Villagers joining forces to fight planned HS2 route under homes
AN action group will be formed by villagers from Strelley against proposals to run the proposed £32 billion High Speed Two rail line through the area.
More than 50 residents gathered at a public meeting on Thursday night in Strelley Hall to discuss a plan of action.
However opinion was split between campaigning for an alternate route, or opposing the plans all together.
The Government's preferred route straddles the M1, and, if chosen, would tunnel under the village, which includes several listed buildings and a conservation area.
It would also mean the demolition of the nearby Nottingham Business Park.
Richard Henshell, chairman of the meeting and centre manager at Strelley Hall, put forward a route which would save Nottingham Business Park.
Mr Henshell said: "The meeting gave a mixed reaction. Some want to oppose it completely, but others said it was inevitable and instead wanted to try and change the route – which hasn't been confirmed yet."
The alternative route originally proposed by HS2 would pass through the Erewash Valley, but critics say it could cause issues with flood plains, despite not causing any demolition of houses.
One resident, Denis Bird, spoke in favour of this route, saying official documents from HS2 stated that the M1 route was both more expensive and involved more demolitions – 29 houses – than the Erewash Valley route. But campaigner Drew Butler wanted to stop the project completely.
He said: "We're forgetting the force of people power.
"If we all pull together we can stop this. I think we are giving the project far too much credit. We also can't forget the people living on the Erewash Valley route. I, for one, wouldn't want to see those people in the same position as Strelley is now."
County councillor Philip Owen was at the meeting, and said he was opposed to the Government preferred route.
"Why the alternative [Erewash] route hasn't been chosen, I don't know," he said.
Councillor Owen also suggested that the newly formed action group look into proposing deeper tunneling that would avoid destroying buildings and mature trees in the building process.
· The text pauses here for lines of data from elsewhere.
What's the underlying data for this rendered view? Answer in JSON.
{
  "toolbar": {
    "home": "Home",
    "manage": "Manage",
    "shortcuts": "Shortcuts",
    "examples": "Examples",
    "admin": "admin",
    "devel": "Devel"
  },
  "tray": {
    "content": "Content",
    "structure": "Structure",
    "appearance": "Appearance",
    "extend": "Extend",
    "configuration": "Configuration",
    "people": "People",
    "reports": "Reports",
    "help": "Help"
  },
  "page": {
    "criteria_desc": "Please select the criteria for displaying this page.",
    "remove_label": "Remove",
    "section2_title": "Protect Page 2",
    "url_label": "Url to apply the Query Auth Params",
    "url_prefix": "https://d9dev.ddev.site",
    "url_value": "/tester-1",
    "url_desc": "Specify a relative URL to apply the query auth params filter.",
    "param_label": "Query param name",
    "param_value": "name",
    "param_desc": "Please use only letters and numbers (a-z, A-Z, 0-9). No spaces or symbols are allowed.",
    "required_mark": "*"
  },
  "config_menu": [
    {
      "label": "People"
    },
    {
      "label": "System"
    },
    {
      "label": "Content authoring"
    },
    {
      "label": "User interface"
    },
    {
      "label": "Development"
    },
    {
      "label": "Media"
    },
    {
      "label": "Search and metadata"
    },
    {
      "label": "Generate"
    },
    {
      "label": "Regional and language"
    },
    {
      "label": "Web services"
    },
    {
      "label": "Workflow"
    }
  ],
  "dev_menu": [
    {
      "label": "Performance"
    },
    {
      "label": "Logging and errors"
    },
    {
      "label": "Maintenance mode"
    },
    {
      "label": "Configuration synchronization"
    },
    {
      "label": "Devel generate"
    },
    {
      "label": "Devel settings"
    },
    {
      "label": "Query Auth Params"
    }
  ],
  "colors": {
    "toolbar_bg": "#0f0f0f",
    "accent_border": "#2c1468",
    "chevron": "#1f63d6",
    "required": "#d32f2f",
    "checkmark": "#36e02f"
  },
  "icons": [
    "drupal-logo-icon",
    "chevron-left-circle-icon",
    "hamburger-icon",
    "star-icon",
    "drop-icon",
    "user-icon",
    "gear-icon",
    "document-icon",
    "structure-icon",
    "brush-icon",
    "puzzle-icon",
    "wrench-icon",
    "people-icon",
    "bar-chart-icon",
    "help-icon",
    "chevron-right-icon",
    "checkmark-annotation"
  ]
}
Resident Keith Mountford, 65, added: "I'm not sure exactly why they dumped the Erewash route, other than the mention of flood plains."